Those aircraft include German WWI aircraft and WWII aircraft, Japanese aircraft from WWII, and even Soviet aircraft from the Cold War era. Among the aircraft on display is a North Korean MiG-15 that was flown by a professor of mine who defected at the end of the Korean War.

The Germans and Japanese–and dare I say the North Koreans in collusion with China and the Soviet Union during the Korean War–killed thousands of Americans. Ditto for North Vietnamese who flew Soviet aircraft.

I have no problem including those in the museum, as they provide a forum that one may learn (a) the history of flight, (b) the history that drove the development of such aircraft, and (c) the state of flight today, for both better and worse, as a result of those factors.

I once believed that the equitable solution here with respect to statues and monuments was to create museums for their inclusion, while opposing their destruction. Having seen what is going on today, however, I am opposed to moving them. Leave the statues and monuments as they are.

Today’s leftist fixation on monuments and memorials is a recent thing and is being driven by mostly Social Justice Warriors (SJWs) who have nothing in common with the movers and shakers of the Civil Rights movement of the 1960s.

I cannot help but question the SJW preoccupation on statues and monuments at this time, given that (a) that war has been over for 150 years and (b) not even the iconoclastic movers and shakers in the Civil Rights movement targeted them. While some could argue that MLK had other irons in the fire at the time, many years have passed between then and now. Race relations had been improving greatly until the push for reparations began circulating in the late 1990s.

The cynic in me suggests that there is a more insidious agenda going on here, and it isn’t simply about race relations, but rather something more totalitarian in nature, with the lure of reparations in the form of “social justice” as bait, as an endgame.

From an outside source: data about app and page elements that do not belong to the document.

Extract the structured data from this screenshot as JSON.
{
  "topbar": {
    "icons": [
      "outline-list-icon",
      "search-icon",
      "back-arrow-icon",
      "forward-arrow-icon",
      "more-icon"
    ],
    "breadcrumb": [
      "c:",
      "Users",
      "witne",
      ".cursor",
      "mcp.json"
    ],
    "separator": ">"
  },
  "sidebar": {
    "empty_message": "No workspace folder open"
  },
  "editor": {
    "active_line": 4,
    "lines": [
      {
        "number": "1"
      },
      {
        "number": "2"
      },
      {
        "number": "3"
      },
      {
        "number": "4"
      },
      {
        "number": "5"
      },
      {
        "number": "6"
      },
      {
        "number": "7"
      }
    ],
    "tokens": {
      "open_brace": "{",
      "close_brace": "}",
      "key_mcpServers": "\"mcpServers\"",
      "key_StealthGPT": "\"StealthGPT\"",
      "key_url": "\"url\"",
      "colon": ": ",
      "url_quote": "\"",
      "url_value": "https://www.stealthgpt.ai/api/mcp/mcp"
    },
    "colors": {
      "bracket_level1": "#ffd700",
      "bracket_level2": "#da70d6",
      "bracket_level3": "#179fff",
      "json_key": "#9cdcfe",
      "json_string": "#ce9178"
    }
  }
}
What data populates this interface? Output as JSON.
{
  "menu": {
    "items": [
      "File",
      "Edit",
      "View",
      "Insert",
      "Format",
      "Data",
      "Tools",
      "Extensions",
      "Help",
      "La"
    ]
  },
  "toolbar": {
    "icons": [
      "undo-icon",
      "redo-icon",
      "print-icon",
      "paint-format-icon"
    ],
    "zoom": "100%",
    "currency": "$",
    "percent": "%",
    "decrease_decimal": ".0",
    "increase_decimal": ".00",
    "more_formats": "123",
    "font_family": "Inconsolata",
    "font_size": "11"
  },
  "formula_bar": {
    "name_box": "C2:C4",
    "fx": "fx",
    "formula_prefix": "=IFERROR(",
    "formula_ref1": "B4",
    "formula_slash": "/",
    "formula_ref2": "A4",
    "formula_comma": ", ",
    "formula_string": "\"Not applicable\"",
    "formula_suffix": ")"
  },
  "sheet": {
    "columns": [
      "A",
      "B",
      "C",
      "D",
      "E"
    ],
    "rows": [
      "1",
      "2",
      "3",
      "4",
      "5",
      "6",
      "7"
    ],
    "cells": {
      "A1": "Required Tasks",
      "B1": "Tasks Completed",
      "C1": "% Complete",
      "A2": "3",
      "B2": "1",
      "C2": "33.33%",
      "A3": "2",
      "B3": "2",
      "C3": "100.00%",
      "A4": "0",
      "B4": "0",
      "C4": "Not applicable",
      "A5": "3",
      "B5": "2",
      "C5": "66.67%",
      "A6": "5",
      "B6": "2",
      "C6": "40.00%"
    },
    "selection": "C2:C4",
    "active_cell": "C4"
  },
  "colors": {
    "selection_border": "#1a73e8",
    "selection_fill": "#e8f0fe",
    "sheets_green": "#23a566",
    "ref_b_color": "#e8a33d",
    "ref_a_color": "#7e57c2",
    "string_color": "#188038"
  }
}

I have some good friends who are totally on-board with removing Confederate statues; at the same time, from what I see from the SJWs, it won’t stop there. In fact, they’re already aiming for statues of our Founders, including Washington, Jefferson, and–ironically enough–even Lincoln.

To that point, those who ask, “When will it end?”, indeed have a legitimate question.

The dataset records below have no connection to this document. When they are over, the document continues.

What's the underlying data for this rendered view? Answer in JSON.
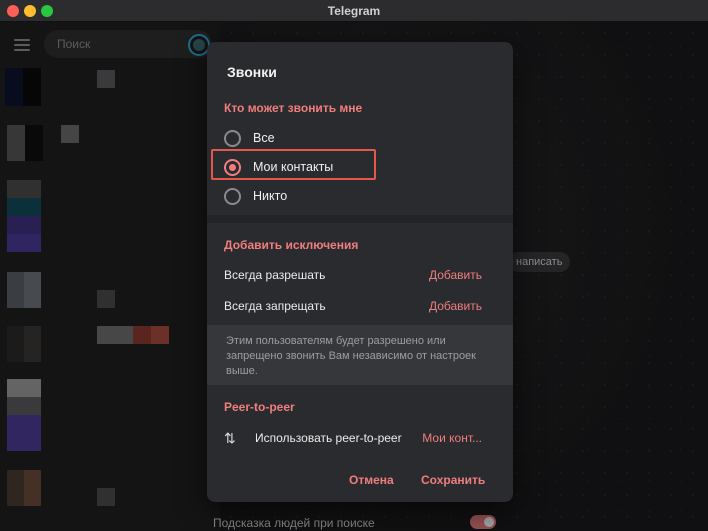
{
  "window": {
    "title": "Telegram"
  },
  "sidebar": {
    "search_placeholder": "Поиск"
  },
  "background": {
    "write_button": "написать",
    "people_hint_label": "Подсказка людей при поиске"
  },
  "dialog": {
    "title": "Звонки",
    "who_can_call": {
      "heading": "Кто может звонить мне",
      "options": [
        "Все",
        "Мои контакты",
        "Никто"
      ],
      "selected": "Мои контакты"
    },
    "exceptions": {
      "heading": "Добавить исключения",
      "rows": [
        {
          "label": "Всегда разрешать",
          "action": "Добавить"
        },
        {
          "label": "Всегда запрещать",
          "action": "Добавить"
        }
      ],
      "note": "Этим пользователям будет разрешено или запрещено звонить Вам независимо от настроек выше."
    },
    "p2p": {
      "heading": "Peer-to-peer",
      "label": "Использовать peer-to-peer",
      "value": "Мои конт..."
    },
    "buttons": {
      "cancel": "Отмена",
      "save": "Сохранить"
    }
  },
  "colors": {
    "accent": "#f07e7e",
    "highlight": "#e4584b",
    "dialog_bg": "#2a2b2e"
  }
}
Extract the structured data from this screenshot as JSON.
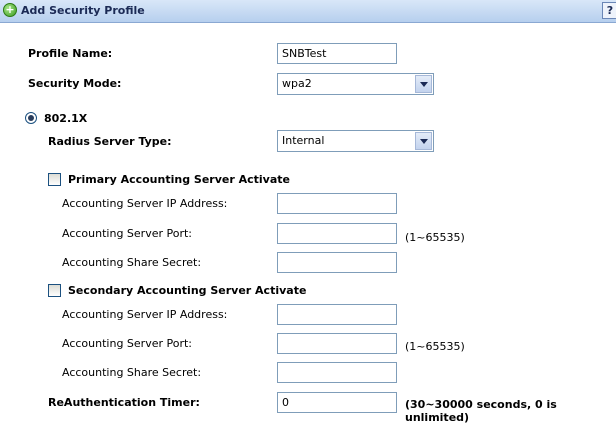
{
  "header": {
    "title": "Add Security Profile",
    "help_label": "?"
  },
  "form": {
    "profile_name_label": "Profile Name:",
    "profile_name_value": "SNBTest",
    "security_mode_label": "Security Mode:",
    "security_mode_value": "wpa2",
    "mode_8021x_label": "802.1X",
    "radius_server_type_label": "Radius Server Type:",
    "radius_server_type_value": "Internal",
    "primary": {
      "activate_label": "Primary Accounting Server Activate",
      "ip_label": "Accounting Server IP Address:",
      "ip_value": "",
      "port_label": "Accounting Server Port:",
      "port_value": "",
      "port_hint": "(1~65535)",
      "secret_label": "Accounting Share Secret:",
      "secret_value": ""
    },
    "secondary": {
      "activate_label": "Secondary Accounting Server Activate",
      "ip_label": "Accounting Server IP Address:",
      "ip_value": "",
      "port_label": "Accounting Server Port:",
      "port_value": "",
      "port_hint": "(1~65535)",
      "secret_label": "Accounting Share Secret:",
      "secret_value": ""
    },
    "reauth_label": "ReAuthentication Timer:",
    "reauth_value": "0",
    "reauth_hint": "(30~30000 seconds, 0 is unlimited)"
  }
}
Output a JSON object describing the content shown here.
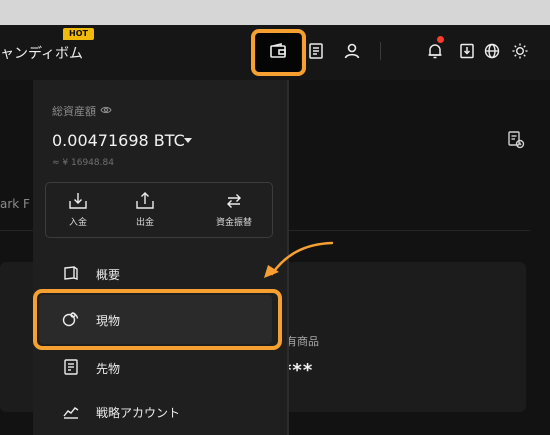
{
  "brand": {
    "title": "ャンディボム",
    "badge": "HOT"
  },
  "nav": {
    "icons": [
      "wallet-icon",
      "orders-icon",
      "user-icon",
      "bell-icon",
      "download-icon",
      "globe-icon",
      "sun-icon"
    ]
  },
  "wallet_menu": {
    "total_label": "総資産額",
    "balance": "0.00471698 BTC",
    "fiat_value": "≈ ¥ 16948.84",
    "actions": [
      {
        "label": "入金",
        "icon": "deposit-icon"
      },
      {
        "label": "出金",
        "icon": "withdraw-icon"
      },
      {
        "label": "資金振替",
        "icon": "transfer-icon"
      }
    ],
    "items": [
      {
        "label": "概要",
        "icon": "overview-icon"
      },
      {
        "label": "現物",
        "icon": "spot-icon",
        "highlighted": true
      },
      {
        "label": "先物",
        "icon": "futures-icon"
      },
      {
        "label": "戦略アカウント",
        "icon": "chart-icon"
      }
    ]
  },
  "background": {
    "partial_tab": "ark F",
    "card_label": "有商品",
    "masked_value": "***"
  },
  "colors": {
    "accent": "#f5a030",
    "hot": "#f0b90b",
    "notification": "#ff3c2e",
    "panel": "#1f1f1f"
  }
}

One thing we must remember: SJWs, at their core, are cultural Marxists. The authors of their playbooks are Marx, Mao, and Alinsky, their leanings Communist, and their appeal to the Christian is merely to recruit useful idiots.

And when understanding Communists, we must remember that it is not a political or an economic ideology but rather a militant Atheist religion that seeks to impose itself through political , military, and economic means. They have killed more of their own people in peacetime alone than any system on earth.

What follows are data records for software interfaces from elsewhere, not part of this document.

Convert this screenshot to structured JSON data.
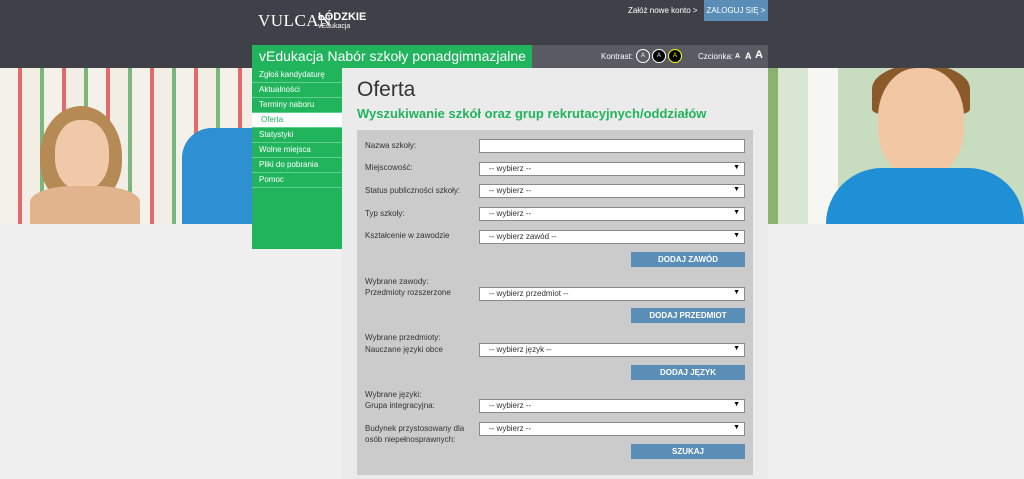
{
  "header": {
    "logo_vulcan": "VULCAN",
    "logo_region": "ŁÓDZKIE",
    "logo_sub": "vEdukacja",
    "register_link": "Załóż nowe konto >",
    "login_button": "ZALOGUJ SIĘ >",
    "contrast_label": "Kontrast:",
    "contrast_options": [
      "A",
      "A",
      "A"
    ],
    "font_label": "Czcionka:",
    "font_sizes": [
      "A",
      "A",
      "A"
    ]
  },
  "app_title": "vEdukacja Nabór szkoły ponadgimnazjalne",
  "menu": [
    {
      "label": "Zgłoś kandydaturę",
      "active": false
    },
    {
      "label": "Aktualności",
      "active": false
    },
    {
      "label": "Terminy naboru",
      "active": false
    },
    {
      "label": "Oferta",
      "active": true
    },
    {
      "label": "Statystyki",
      "active": false
    },
    {
      "label": "Wolne miejsca",
      "active": false
    },
    {
      "label": "Pliki do pobrania",
      "active": false
    },
    {
      "label": "Pomoc",
      "active": false
    }
  ],
  "page": {
    "title": "Oferta",
    "subtitle": "Wyszukiwanie szkół oraz grup rekrutacyjnych/oddziałów"
  },
  "form": {
    "school_name_label": "Nazwa szkoły:",
    "school_name_value": "",
    "city_label": "Miejscowość:",
    "city_value": "-- wybierz --",
    "status_label": "Status publiczności szkoły:",
    "status_value": "-- wybierz --",
    "type_label": "Typ szkoły:",
    "type_value": "-- wybierz --",
    "profession_label": "Kształcenie w zawodzie",
    "profession_value": "-- wybierz zawód --",
    "add_profession_button": "DODAJ ZAWÓD",
    "selected_professions_label": "Wybrane zawody:",
    "extended_subjects_label": "Przedmioty rozszerzone",
    "subject_value": "-- wybierz przedmiot --",
    "add_subject_button": "DODAJ PRZEDMIOT",
    "selected_subjects_label": "Wybrane przedmioty:",
    "languages_label": "Nauczane języki obce",
    "language_value": "-- wybierz język --",
    "add_language_button": "DODAJ JĘZYK",
    "selected_languages_label": "Wybrane języki:",
    "integration_label": "Grupa integracyjna:",
    "integration_value": "-- wybierz --",
    "building_label": "Budynek przystosowany dla osób niepełnosprawnych:",
    "building_value": "-- wybierz --",
    "search_button": "SZUKAJ"
  }
}
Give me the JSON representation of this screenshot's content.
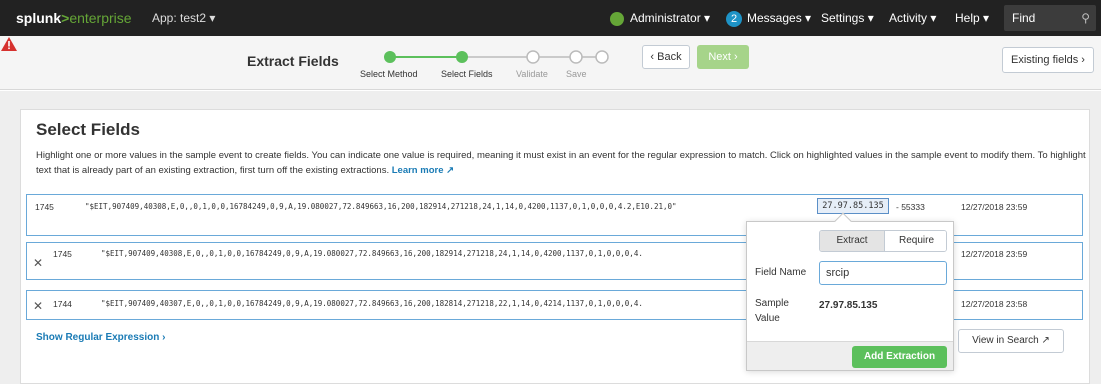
{
  "topbar": {
    "logo_splunk": "splunk",
    "logo_gt": ">",
    "logo_enterprise": "enterprise",
    "app": "App: test2 ▾",
    "administrator": "Administrator ▾",
    "messages_count": "2",
    "messages": "Messages ▾",
    "settings": "Settings ▾",
    "activity": "Activity ▾",
    "help": "Help ▾",
    "find": "Find"
  },
  "wizard": {
    "title": "Extract Fields",
    "steps": [
      "Select Method",
      "Select Fields",
      "Validate",
      "Save"
    ],
    "back": "‹ Back",
    "next": "Next ›",
    "existing": "Existing fields ›"
  },
  "main": {
    "title": "Select Fields",
    "description": "Highlight one or more values in the sample event to create fields. You can indicate one value is required, meaning it must exist in an event for the regular expression to match. Click on highlighted values in the sample event to modify them. To highlight text that is already part of an existing extraction, first turn off the existing extractions.",
    "learn_more": "Learn more ↗",
    "sample": {
      "num": "1745",
      "text": "\"$EIT,907409,40308,E,0,,0,1,0,0,16784249,0,9,A,19.080027,72.849663,16,200,182914,271218,24,1,14,0,4200,1137,0,1,0,0,0,4.2,E10.21,0\"",
      "ip": "27.97.85.135",
      "port": "- 55333",
      "time": "12/27/2018 23:59"
    },
    "events": [
      {
        "num": "1745",
        "text": "\"$EIT,907409,40308,E,0,,0,1,0,0,16784249,0,9,A,19.080027,72.849663,16,200,182914,271218,24,1,14,0,4200,1137,0,1,0,0,0,4.",
        "time": "12/27/2018 23:59"
      },
      {
        "num": "1744",
        "text": "\"$EIT,907409,40307,E,0,,0,1,0,0,16784249,0,9,A,19.080027,72.849663,16,200,182814,271218,22,1,14,0,4214,1137,0,1,0,0,0,4.",
        "time": "12/27/2018 23:58"
      }
    ],
    "show_regex": "Show Regular Expression ›",
    "view_in_search": "View in Search ↗"
  },
  "popup": {
    "tab_extract": "Extract",
    "tab_require": "Require",
    "field_name_label": "Field Name",
    "field_name_value": "srcip",
    "sample_label_1": "Sample",
    "sample_label_2": "Value",
    "sample_value": "27.97.85.135",
    "add_button": "Add Extraction"
  },
  "colors": {
    "topbar_bg": "#222222",
    "brand_green": "#65a637",
    "step_active": "#5cc05c",
    "next_disabled": "#a6d48a",
    "link": "#1a7bb5",
    "warning": "#d6312e"
  }
}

There are radical totalitarian groups in the Middle East who are destroying statues and monuments: they are ISIS.

The only difference between ISIS and our SJWs is that the former is motivated by Islam and the latter by communism.

Are SJWs seeking to kill you? I doubt it. They do, however, seek to rule over you and impose their system of law and justice on you. And to do that, they must gaslight you into accepting their narrative about history.

But for that to happen, they must make it more difficult for you to identify with the truth.

What you must remember, however, is this: even if you are a minority, the SJW is not your friend. You are just a means to his end, just as the laborer was to Lenin in the Bolshevik Revolution.